= What the task asks =
Every entry must be repeated exactly in the answer.

[Interface dataset entries]

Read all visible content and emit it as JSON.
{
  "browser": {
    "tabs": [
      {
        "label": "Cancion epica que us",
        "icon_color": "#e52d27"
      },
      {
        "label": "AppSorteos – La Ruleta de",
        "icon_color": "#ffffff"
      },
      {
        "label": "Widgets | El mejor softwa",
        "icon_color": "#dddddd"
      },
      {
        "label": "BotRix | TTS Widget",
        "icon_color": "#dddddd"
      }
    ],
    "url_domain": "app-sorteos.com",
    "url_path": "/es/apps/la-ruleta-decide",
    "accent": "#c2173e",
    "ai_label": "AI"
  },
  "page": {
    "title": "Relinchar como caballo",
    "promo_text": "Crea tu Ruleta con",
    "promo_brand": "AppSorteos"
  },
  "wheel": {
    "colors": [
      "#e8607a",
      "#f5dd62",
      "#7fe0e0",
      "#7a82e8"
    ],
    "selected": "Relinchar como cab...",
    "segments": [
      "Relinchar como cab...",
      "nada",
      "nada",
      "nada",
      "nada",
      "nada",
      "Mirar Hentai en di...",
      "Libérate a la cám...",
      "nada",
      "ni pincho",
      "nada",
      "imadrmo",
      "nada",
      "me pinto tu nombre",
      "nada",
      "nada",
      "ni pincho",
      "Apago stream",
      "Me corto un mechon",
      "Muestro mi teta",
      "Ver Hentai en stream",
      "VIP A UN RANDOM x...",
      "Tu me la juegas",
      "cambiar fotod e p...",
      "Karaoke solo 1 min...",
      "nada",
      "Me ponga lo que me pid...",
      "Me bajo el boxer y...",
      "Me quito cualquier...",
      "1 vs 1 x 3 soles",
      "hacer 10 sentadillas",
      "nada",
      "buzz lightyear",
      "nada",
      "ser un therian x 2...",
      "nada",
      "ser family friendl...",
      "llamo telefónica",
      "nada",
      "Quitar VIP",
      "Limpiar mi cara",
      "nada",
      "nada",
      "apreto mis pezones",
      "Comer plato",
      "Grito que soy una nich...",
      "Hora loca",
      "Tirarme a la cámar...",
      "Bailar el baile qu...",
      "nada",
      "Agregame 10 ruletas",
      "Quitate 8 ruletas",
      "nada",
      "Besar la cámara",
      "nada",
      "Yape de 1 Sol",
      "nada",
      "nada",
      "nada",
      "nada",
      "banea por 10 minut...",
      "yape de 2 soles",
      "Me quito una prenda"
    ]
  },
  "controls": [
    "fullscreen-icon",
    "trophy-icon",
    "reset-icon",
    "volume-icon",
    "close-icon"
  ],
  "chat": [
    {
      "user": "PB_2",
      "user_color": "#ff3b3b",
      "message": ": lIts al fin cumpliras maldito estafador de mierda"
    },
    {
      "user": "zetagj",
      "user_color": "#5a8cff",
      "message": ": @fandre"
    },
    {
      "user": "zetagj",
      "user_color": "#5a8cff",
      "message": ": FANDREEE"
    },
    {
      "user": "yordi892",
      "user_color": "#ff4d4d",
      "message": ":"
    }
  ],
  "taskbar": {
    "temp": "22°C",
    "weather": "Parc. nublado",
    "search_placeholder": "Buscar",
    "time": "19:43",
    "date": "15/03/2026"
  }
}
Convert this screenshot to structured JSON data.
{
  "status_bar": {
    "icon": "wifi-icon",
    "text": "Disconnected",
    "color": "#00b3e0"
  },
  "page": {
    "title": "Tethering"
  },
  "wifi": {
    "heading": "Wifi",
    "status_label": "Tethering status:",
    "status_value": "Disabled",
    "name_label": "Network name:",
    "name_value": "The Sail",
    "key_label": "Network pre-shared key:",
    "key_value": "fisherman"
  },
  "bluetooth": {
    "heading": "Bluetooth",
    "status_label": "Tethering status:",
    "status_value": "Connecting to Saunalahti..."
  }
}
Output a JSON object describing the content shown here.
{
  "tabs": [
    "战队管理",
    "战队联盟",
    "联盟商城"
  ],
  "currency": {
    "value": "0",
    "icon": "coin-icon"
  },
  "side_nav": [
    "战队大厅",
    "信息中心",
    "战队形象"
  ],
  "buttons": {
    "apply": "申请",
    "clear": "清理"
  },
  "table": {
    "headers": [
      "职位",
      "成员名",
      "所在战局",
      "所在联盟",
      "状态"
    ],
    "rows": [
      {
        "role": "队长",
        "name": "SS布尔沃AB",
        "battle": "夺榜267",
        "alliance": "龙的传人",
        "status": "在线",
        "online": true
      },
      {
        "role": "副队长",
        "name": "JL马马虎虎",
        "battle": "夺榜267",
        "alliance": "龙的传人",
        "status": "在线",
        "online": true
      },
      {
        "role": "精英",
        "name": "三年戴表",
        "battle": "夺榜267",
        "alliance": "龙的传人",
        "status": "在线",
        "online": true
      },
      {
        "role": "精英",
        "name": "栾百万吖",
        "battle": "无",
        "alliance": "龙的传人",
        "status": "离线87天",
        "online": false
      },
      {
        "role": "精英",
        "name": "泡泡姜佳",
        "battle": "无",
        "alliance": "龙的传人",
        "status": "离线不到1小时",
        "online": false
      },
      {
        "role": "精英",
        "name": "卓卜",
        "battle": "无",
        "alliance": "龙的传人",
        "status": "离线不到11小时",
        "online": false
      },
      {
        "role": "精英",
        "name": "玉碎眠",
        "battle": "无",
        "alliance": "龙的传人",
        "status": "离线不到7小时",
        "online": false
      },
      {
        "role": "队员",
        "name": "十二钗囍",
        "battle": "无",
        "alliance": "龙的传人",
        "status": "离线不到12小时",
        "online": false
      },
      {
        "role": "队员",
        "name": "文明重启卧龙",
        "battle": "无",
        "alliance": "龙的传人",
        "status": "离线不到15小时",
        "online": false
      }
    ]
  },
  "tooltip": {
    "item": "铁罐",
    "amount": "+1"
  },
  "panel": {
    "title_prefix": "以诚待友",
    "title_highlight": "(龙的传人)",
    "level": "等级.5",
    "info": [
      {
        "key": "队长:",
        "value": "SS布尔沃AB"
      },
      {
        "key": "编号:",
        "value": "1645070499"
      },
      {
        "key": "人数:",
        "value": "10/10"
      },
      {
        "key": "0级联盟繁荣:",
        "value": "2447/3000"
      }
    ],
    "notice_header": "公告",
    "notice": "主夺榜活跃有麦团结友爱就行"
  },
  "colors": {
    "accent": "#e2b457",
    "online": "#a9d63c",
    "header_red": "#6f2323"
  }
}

= Result for this task =
Read all visible content and emit it as JSON.
{
  "browser": {
    "tabs": [
      {
        "label": "Cancion epica que us",
        "icon_color": "#e52d27"
      },
      {
        "label": "AppSorteos – La Ruleta de",
        "icon_color": "#ffffff"
      },
      {
        "label": "Widgets | El mejor softwa",
        "icon_color": "#dddddd"
      },
      {
        "label": "BotRix | TTS Widget",
        "icon_color": "#dddddd"
      }
    ],
    "url_domain": "app-sorteos.com",
    "url_path": "/es/apps/la-ruleta-decide",
    "accent": "#c2173e",
    "ai_label": "AI"
  },
  "page": {
    "title": "Relinchar como caballo",
    "promo_text": "Crea tu Ruleta con",
    "promo_brand": "AppSorteos"
  },
  "wheel": {
    "colors": [
      "#e8607a",
      "#f5dd62",
      "#7fe0e0",
      "#7a82e8"
    ],
    "selected": "Relinchar como cab...",
    "segments": [
      "Relinchar como cab...",
      "nada",
      "nada",
      "nada",
      "nada",
      "nada",
      "Mirar Hentai en di...",
      "Libérate a la cám...",
      "nada",
      "ni pincho",
      "nada",
      "imadrmo",
      "nada",
      "me pinto tu nombre",
      "nada",
      "nada",
      "ni pincho",
      "Apago stream",
      "Me corto un mechon",
      "Muestro mi teta",
      "Ver Hentai en stream",
      "VIP A UN RANDOM x...",
      "Tu me la juegas",
      "cambiar fotod e p...",
      "Karaoke solo 1 min...",
      "nada",
      "Me ponga lo que me pid...",
      "Me bajo el boxer y...",
      "Me quito cualquier...",
      "1 vs 1 x 3 soles",
      "hacer 10 sentadillas",
      "nada",
      "buzz lightyear",
      "nada",
      "ser un therian x 2...",
      "nada",
      "ser family friendl...",
      "llamo telefónica",
      "nada",
      "Quitar VIP",
      "Limpiar mi cara",
      "nada",
      "nada",
      "apreto mis pezones",
      "Comer plato",
      "Grito que soy una nich...",
      "Hora loca",
      "Tirarme a la cámar...",
      "Bailar el baile qu...",
      "nada",
      "Agregame 10 ruletas",
      "Quitate 8 ruletas",
      "nada",
      "Besar la cámara",
      "nada",
      "Yape de 1 Sol",
      "nada",
      "nada",
      "nada",
      "nada",
      "banea por 10 minut...",
      "yape de 2 soles",
      "Me quito una prenda"
    ]
  },
  "controls": [
    "fullscreen-icon",
    "trophy-icon",
    "reset-icon",
    "volume-icon",
    "close-icon"
  ],
  "chat": [
    {
      "user": "PB_2",
      "user_color": "#ff3b3b",
      "message": ": lIts al fin cumpliras maldito estafador de mierda"
    },
    {
      "user": "zetagj",
      "user_color": "#5a8cff",
      "message": ": @fandre"
    },
    {
      "user": "zetagj",
      "user_color": "#5a8cff",
      "message": ": FANDREEE"
    },
    {
      "user": "yordi892",
      "user_color": "#ff4d4d",
      "message": ":"
    }
  ],
  "taskbar": {
    "temp": "22°C",
    "weather": "Parc. nublado",
    "search_placeholder": "Buscar",
    "time": "19:43",
    "date": "15/03/2026"
  }
}
Convert this screenshot to structured JSON data.
{
  "status_bar": {
    "icon": "wifi-icon",
    "text": "Disconnected",
    "color": "#00b3e0"
  },
  "page": {
    "title": "Tethering"
  },
  "wifi": {
    "heading": "Wifi",
    "status_label": "Tethering status:",
    "status_value": "Disabled",
    "name_label": "Network name:",
    "name_value": "The Sail",
    "key_label": "Network pre-shared key:",
    "key_value": "fisherman"
  },
  "bluetooth": {
    "heading": "Bluetooth",
    "status_label": "Tethering status:",
    "status_value": "Connecting to Saunalahti..."
  }
}
Output a JSON object describing the content shown here.
{
  "tabs": [
    "战队管理",
    "战队联盟",
    "联盟商城"
  ],
  "currency": {
    "value": "0",
    "icon": "coin-icon"
  },
  "side_nav": [
    "战队大厅",
    "信息中心",
    "战队形象"
  ],
  "buttons": {
    "apply": "申请",
    "clear": "清理"
  },
  "table": {
    "headers": [
      "职位",
      "成员名",
      "所在战局",
      "所在联盟",
      "状态"
    ],
    "rows": [
      {
        "role": "队长",
        "name": "SS布尔沃AB",
        "battle": "夺榜267",
        "alliance": "龙的传人",
        "status": "在线",
        "online": true
      },
      {
        "role": "副队长",
        "name": "JL马马虎虎",
        "battle": "夺榜267",
        "alliance": "龙的传人",
        "status": "在线",
        "online": true
      },
      {
        "role": "精英",
        "name": "三年戴表",
        "battle": "夺榜267",
        "alliance": "龙的传人",
        "status": "在线",
        "online": true
      },
      {
        "role": "精英",
        "name": "栾百万吖",
        "battle": "无",
        "alliance": "龙的传人",
        "status": "离线87天",
        "online": false
      },
      {
        "role": "精英",
        "name": "泡泡姜佳",
        "battle": "无",
        "alliance": "龙的传人",
        "status": "离线不到1小时",
        "online": false
      },
      {
        "role": "精英",
        "name": "卓卜",
        "battle": "无",
        "alliance": "龙的传人",
        "status": "离线不到11小时",
        "online": false
      },
      {
        "role": "精英",
        "name": "玉碎眠",
        "battle": "无",
        "alliance": "龙的传人",
        "status": "离线不到7小时",
        "online": false
      },
      {
        "role": "队员",
        "name": "十二钗囍",
        "battle": "无",
        "alliance": "龙的传人",
        "status": "离线不到12小时",
        "online": false
      },
      {
        "role": "队员",
        "name": "文明重启卧龙",
        "battle": "无",
        "alliance": "龙的传人",
        "status": "离线不到15小时",
        "online": false
      }
    ]
  },
  "tooltip": {
    "item": "铁罐",
    "amount": "+1"
  },
  "panel": {
    "title_prefix": "以诚待友",
    "title_highlight": "(龙的传人)",
    "level": "等级.5",
    "info": [
      {
        "key": "队长:",
        "value": "SS布尔沃AB"
      },
      {
        "key": "编号:",
        "value": "1645070499"
      },
      {
        "key": "人数:",
        "value": "10/10"
      },
      {
        "key": "0级联盟繁荣:",
        "value": "2447/3000"
      }
    ],
    "notice_header": "公告",
    "notice": "主夺榜活跃有麦团结友爱就行"
  },
  "colors": {
    "accent": "#e2b457",
    "online": "#a9d63c",
    "header_red": "#6f2323"
  }
}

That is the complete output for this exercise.